# Gaussian Elimination: Find a matrix satisfying the conditions.

QUESTION
Let $\begin{array}{cc} x=[1&2&3&4]^T \end{array}$. Find a matrix $E = I - \alpha e_i e_4^T$

such that $Ex =$ $\begin{bmatrix} 1\\ 2\\ 0\\ 4\end{bmatrix}$

Any help with this would be appreciated. The part I'm most confused about is the $e_i$ and $e_4^T$. What do these represent? I think I should be fine after that I'm just a little confused at the moment.

• what are the dimensions of $e_i$ and $e_4^T$? Do you know what a basis vector is? Commented Mar 25, 2018 at 5:50
• I've been told that $e_4^T$ is the vector [0 0 0 1]^T
– user544141
Commented Mar 25, 2018 at 6:33

Usually, the notation $e_j$, or sometimes $\hat{e}_j$, is used to denote the standard basis vectors of $\mathbb{R}^n$; $e_j$ is a vector that has a $1$ in the $j$-th component and $0$ in the remaining components.

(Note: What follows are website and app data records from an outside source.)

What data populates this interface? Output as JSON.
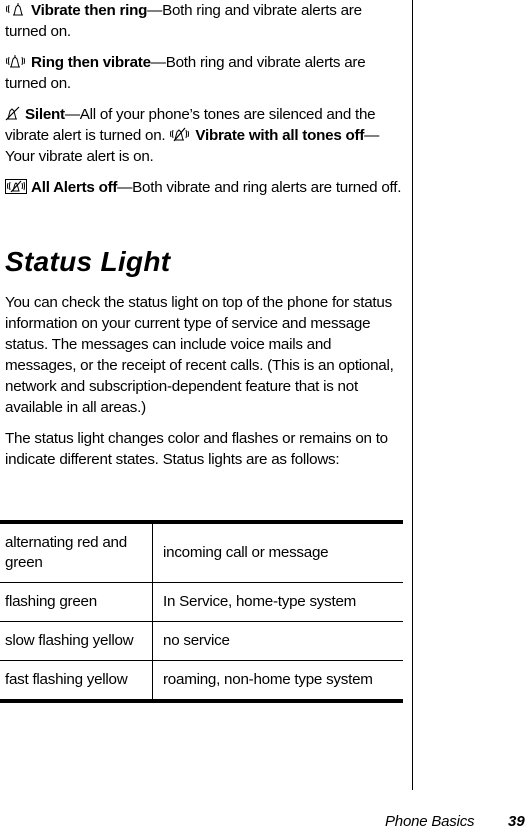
{
  "alerts": [
    {
      "icon": "vibrate-then-ring-icon",
      "title": "Vibrate then ring",
      "text": "—Both ring and vibrate alerts are turned on."
    },
    {
      "icon": "ring-then-vibrate-icon",
      "title": "Ring then vibrate",
      "text": "—Both ring and vibrate alerts are turned on."
    },
    {
      "icon": "silent-icon",
      "title": "Silent",
      "text": "—All of your phone’s tones are silenced and the vibrate alert is turned on.",
      "icon2": "vibrate-all-tones-off-icon",
      "title2": "Vibrate with all tones off",
      "text2": "—Your vibrate alert is on."
    },
    {
      "icon": "all-alerts-off-icon",
      "title": "All Alerts off",
      "text": "—Both vibrate and ring alerts are turned off."
    }
  ],
  "section": {
    "heading": "Status Light",
    "para1": "You can check the status light on top of the phone for status information on your current type of service and message status. The messages can include voice mails and messages, or the receipt of recent calls. (This is an optional, network and subscription-dependent feature that is not available in all areas.)",
    "para2": "The status light changes color and flashes or remains on to indicate different states. Status lights are as follows:"
  },
  "status_table": [
    {
      "light": "alternating red and green",
      "meaning": "incoming call or message"
    },
    {
      "light": "flashing green",
      "meaning": "In Service, home-type system"
    },
    {
      "light": "slow flashing yellow",
      "meaning": "no service"
    },
    {
      "light": "fast flashing yellow",
      "meaning": "roaming, non-home type system"
    }
  ],
  "footer": {
    "section_title": "Phone Basics",
    "page_number": "39"
  }
}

E.g.

$$e_3 = \left[ \begin{matrix} 0 \\ 0 \\ 1 \\ 0 \end{matrix} \right]$$

Do be aware, however, that many sources don't distinguish very well between whether a vector should appear as a row or a column when treated as a matrix. Don't be surprised to see some sources use $e_3$ to mean $\left[ \begin{matrix} 0 & 0 & 1 & 0 \end{matrix} \right]$ instead, or even switch back and forth between the two options!

• Thanks! This was really helpful!
– user544141
Commented Mar 25, 2018 at 23:50

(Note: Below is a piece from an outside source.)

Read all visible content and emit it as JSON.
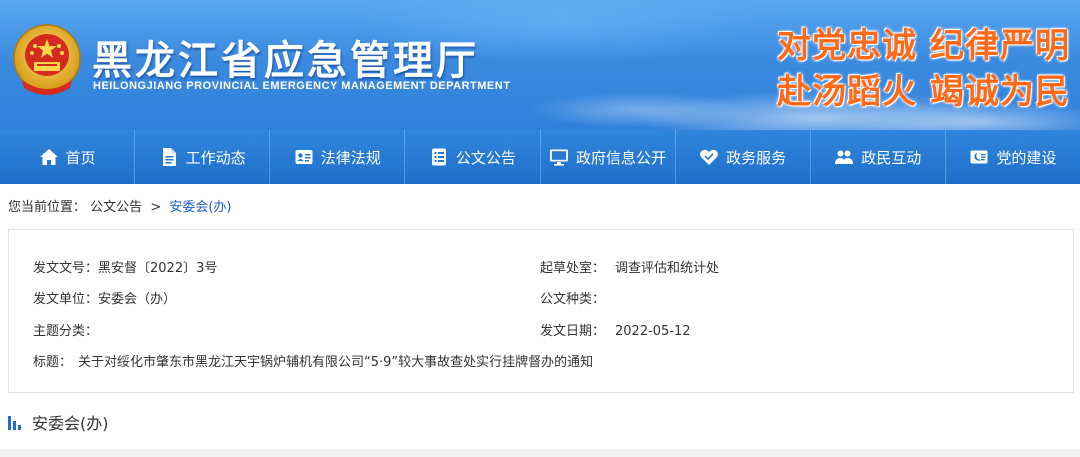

$$Ex=(I-\alpha e_i e^{\text{T}}_4)x =Ix -\alpha e_i (e^{\text{T}}_4 x) =x-\alpha x_4 e_i.$$ $$(Ex)_3 =x_3-\alpha x_4 (e_i)_3.$$ Hint. For what values of $\alpha \in \mathbb{R}$ and $i \in \{1, 2, 3, 4\}$ does this equality $$(Ex)_3 =x_3-\alpha x_4 (e_i)_3 =0$$ hold?

$$\alpha=\frac{x_3}{x_4}=\frac34,\quad i=3.$$